A far-right Army veteran has been found guilty of stirring up racial hatred after the Crown Prosecution Service (CPS) was pressured to reconsider not bringing charges against him.
Jeremy Bedford-Turner, 48, called for his “soldiers” to liberate England from “Jewish control” in an address outside Downing Street and blamed Jews for issues ranging from both World Wars to Jack the Ripper.
The CPS declined to prosecute the anti-Semite after an initial complaint but re-considered the decision after a group brought a legal challenge at the High Court.
Bedford-Turner now faces up to seven years’ imprisonment after a jury at Southwark Crown Court on Monday found him guilty of one count of stirring up racial hatred following two hours of deliberation.
“Nice knowing you, chaps,” he told his supporters before entering the dock.
The 15-minute speech was made at a rally against Jewish neighbourhood watch group Shomrim in Whitehall, central London, on July 4 2015.
Bedford-Turner, who served for 12 years in the Army speaking Pashtu and Arabic, told the crowd: “Let’s free England from Jewish control.
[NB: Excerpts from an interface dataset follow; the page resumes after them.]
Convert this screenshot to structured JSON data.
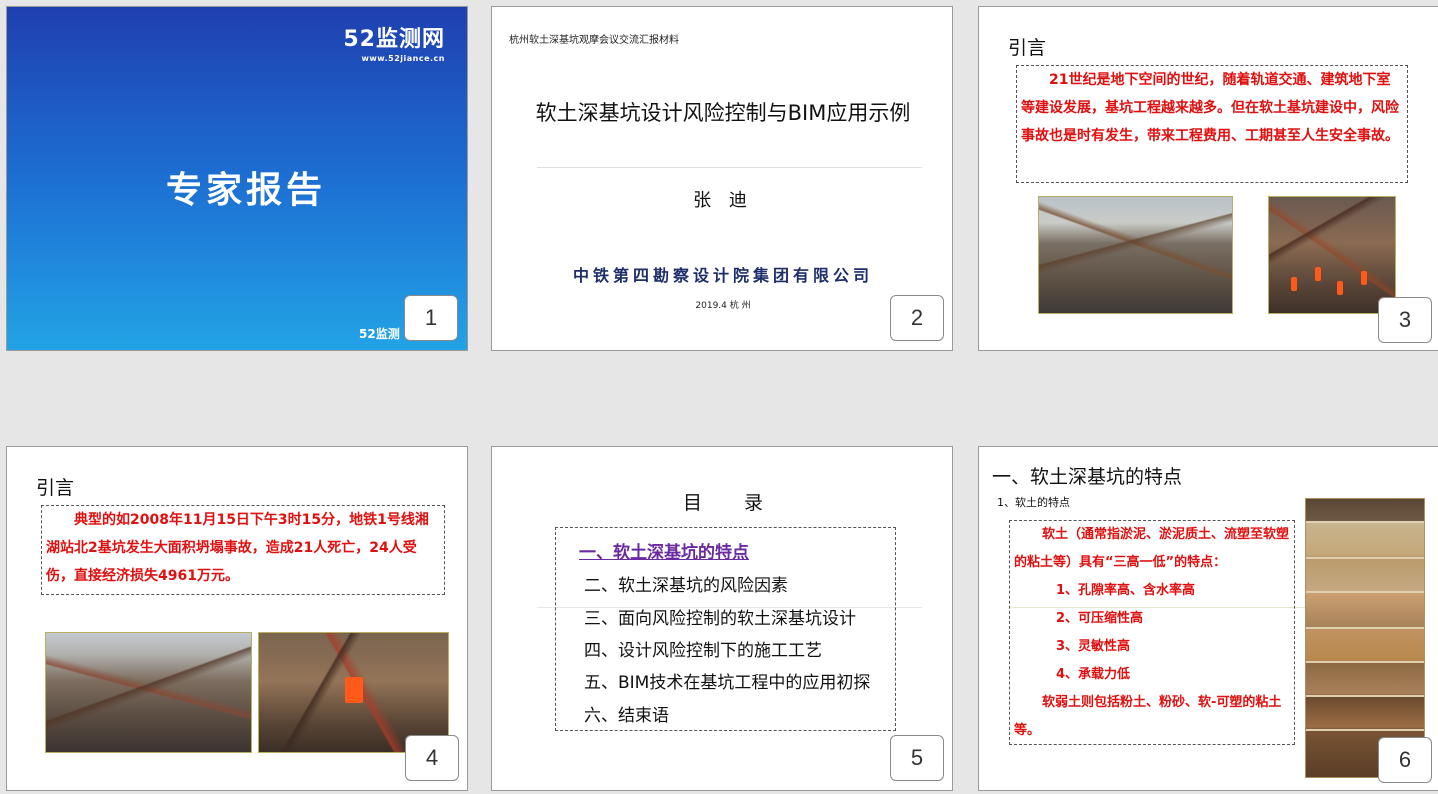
{
  "slides": [
    {
      "number": "1",
      "logo": "52监测网",
      "url": "www.52jiance.cn",
      "title": "专家报告",
      "footer": "52监测"
    },
    {
      "number": "2",
      "top_note": "杭州软土深基坑观摩会议交流汇报材料",
      "title": "软土深基坑设计风险控制与BIM应用示例",
      "author": "张 迪",
      "organization": "中铁第四勘察设计院集团有限公司",
      "date": "2019.4   杭 州"
    },
    {
      "number": "3",
      "heading": "引言",
      "text": "21世纪是地下空间的世纪，随着轨道交通、建筑地下室等建设发展，基坑工程越来越多。但在软土基坑建设中，风险事故也是时有发生，带来工程费用、工期甚至人生安全事故。"
    },
    {
      "number": "4",
      "heading": "引言",
      "text": "典型的如2008年11月15日下午3时15分，地铁1号线湘湖站北2基坑发生大面积坍塌事故，造成21人死亡，24人受伤，直接经济损失4961万元。"
    },
    {
      "number": "5",
      "title": "目 录",
      "items": [
        "一、软土深基坑的特点",
        "二、软土深基坑的风险因素",
        "三、面向风险控制的软土深基坑设计",
        "四、设计风险控制下的施工工艺",
        "五、BIM技术在基坑工程中的应用初探",
        "六、结束语"
      ]
    },
    {
      "number": "6",
      "heading": "一、软土深基坑的特点",
      "sub": "1、软土的特点",
      "intro": "软土（通常指淤泥、淤泥质土、流塑至软塑的粘土等）具有“三高一低”的特点：",
      "points": [
        "1、孔隙率高、含水率高",
        "2、可压缩性高",
        "3、灵敏性高",
        "4、承载力低"
      ],
      "outro": "软弱土则包括粉土、粉砂、软-可塑的粘土等。"
    }
  ]
}
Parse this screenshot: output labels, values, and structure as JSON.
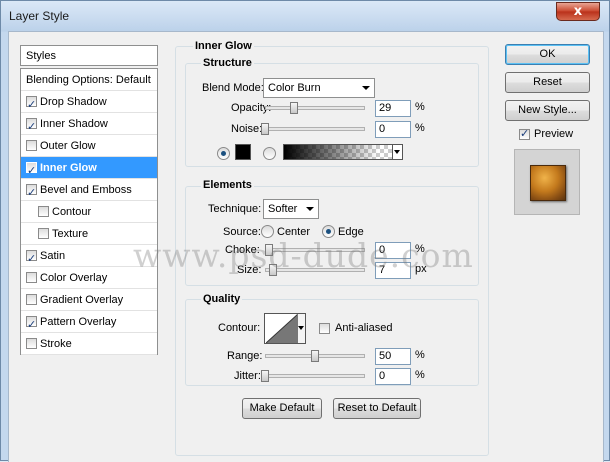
{
  "window": {
    "title": "Layer Style",
    "close_glyph": "x"
  },
  "styles_panel": {
    "header": "Styles",
    "blending": "Blending Options: Default",
    "items": [
      {
        "label": "Drop Shadow",
        "checked": true
      },
      {
        "label": "Inner Shadow",
        "checked": true
      },
      {
        "label": "Outer Glow",
        "checked": false
      },
      {
        "label": "Inner Glow",
        "checked": true,
        "selected": true
      },
      {
        "label": "Bevel and Emboss",
        "checked": true
      },
      {
        "label": "Contour",
        "checked": false,
        "sub": true
      },
      {
        "label": "Texture",
        "checked": false,
        "sub": true
      },
      {
        "label": "Satin",
        "checked": true
      },
      {
        "label": "Color Overlay",
        "checked": false
      },
      {
        "label": "Gradient Overlay",
        "checked": false
      },
      {
        "label": "Pattern Overlay",
        "checked": true
      },
      {
        "label": "Stroke",
        "checked": false
      }
    ]
  },
  "inner_glow": {
    "title": "Inner Glow",
    "structure": {
      "title": "Structure",
      "blend_mode_label": "Blend Mode:",
      "blend_mode_value": "Color Burn",
      "opacity_label": "Opacity:",
      "opacity_value": "29",
      "opacity_unit": "%",
      "opacity_level": 0.29,
      "noise_label": "Noise:",
      "noise_value": "0",
      "noise_unit": "%",
      "noise_level": 0.0,
      "color": "#000000"
    },
    "elements": {
      "title": "Elements",
      "technique_label": "Technique:",
      "technique_value": "Softer",
      "source_label": "Source:",
      "center_label": "Center",
      "edge_label": "Edge",
      "choke_label": "Choke:",
      "choke_value": "0",
      "choke_unit": "%",
      "size_label": "Size:",
      "size_value": "7",
      "size_unit": "px"
    },
    "quality": {
      "title": "Quality",
      "contour_label": "Contour:",
      "anti_aliased_label": "Anti-aliased",
      "range_label": "Range:",
      "range_value": "50",
      "range_unit": "%",
      "range_level": 0.5,
      "jitter_label": "Jitter:",
      "jitter_value": "0",
      "jitter_unit": "%",
      "jitter_level": 0.0
    },
    "make_default_label": "Make Default",
    "reset_default_label": "Reset to Default"
  },
  "buttons": {
    "ok": "OK",
    "reset": "Reset",
    "new_style": "New Style...",
    "preview_label": "Preview"
  },
  "watermark": "www.psd-dude.com"
}
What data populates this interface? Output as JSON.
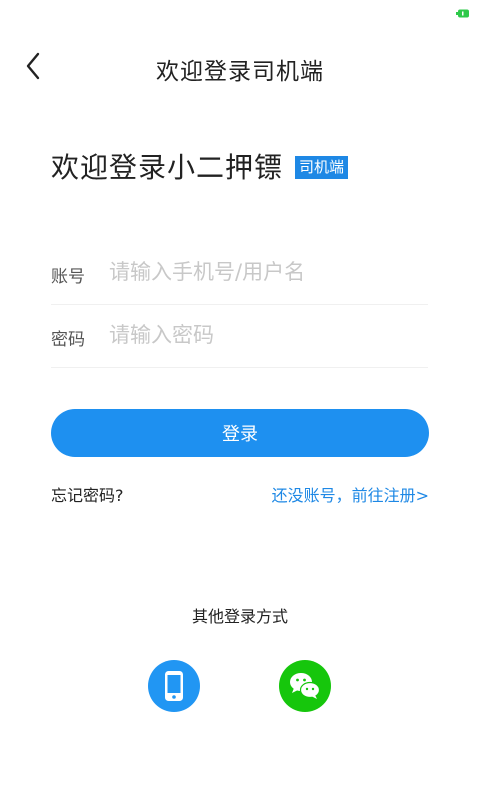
{
  "nav": {
    "title": "欢迎登录司机端"
  },
  "welcome": {
    "title": "欢迎登录小二押镖",
    "badge": "司机端"
  },
  "form": {
    "account_label": "账号",
    "account_placeholder": "请输入手机号/用户名",
    "password_label": "密码",
    "password_placeholder": "请输入密码"
  },
  "actions": {
    "login_label": "登录",
    "forgot_label": "忘记密码?",
    "register_label": "还没账号，前往注册>"
  },
  "other_login": {
    "label": "其他登录方式",
    "options": [
      {
        "name": "phone",
        "icon": "phone-icon",
        "color": "#2196f3"
      },
      {
        "name": "wechat",
        "icon": "wechat-icon",
        "color": "#16c60c"
      }
    ]
  },
  "colors": {
    "accent": "#1e88e5",
    "button": "#1e90f0",
    "wechat": "#16c60c"
  }
}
Let’s liberate this land.
“Listen, soldiers, listen to me. It’s time to liberate our country.”
Under cross-examination during his two-day trial attended by dozens of Bedford-Turner’s supporters, he admitted wanting all Jews to leave the UK.
Prosecutor Louis Mably QC said the defendant was “absolutely obsessed” with Jewish people and that he “despises” them.
The Campaign Against Antisemitism (CAA) previously said it brought the “unusual step” of bringing a judicial review after prosecutors declined to charge Bedford-Turner after an initial complaint.
“CAA was partly motivated by a growing concern that the CPS is failing to take anti-Semitic crime seriously,” a CAA spokesman said.
The CPS then said in March last year that it would get a more senior lawyer to review the case, and decided to press charges.
The case of Bedford-Turner, of no fixed abode, was adjourned until Monday afternoon when the judge will decide whether to sentence him at a later date.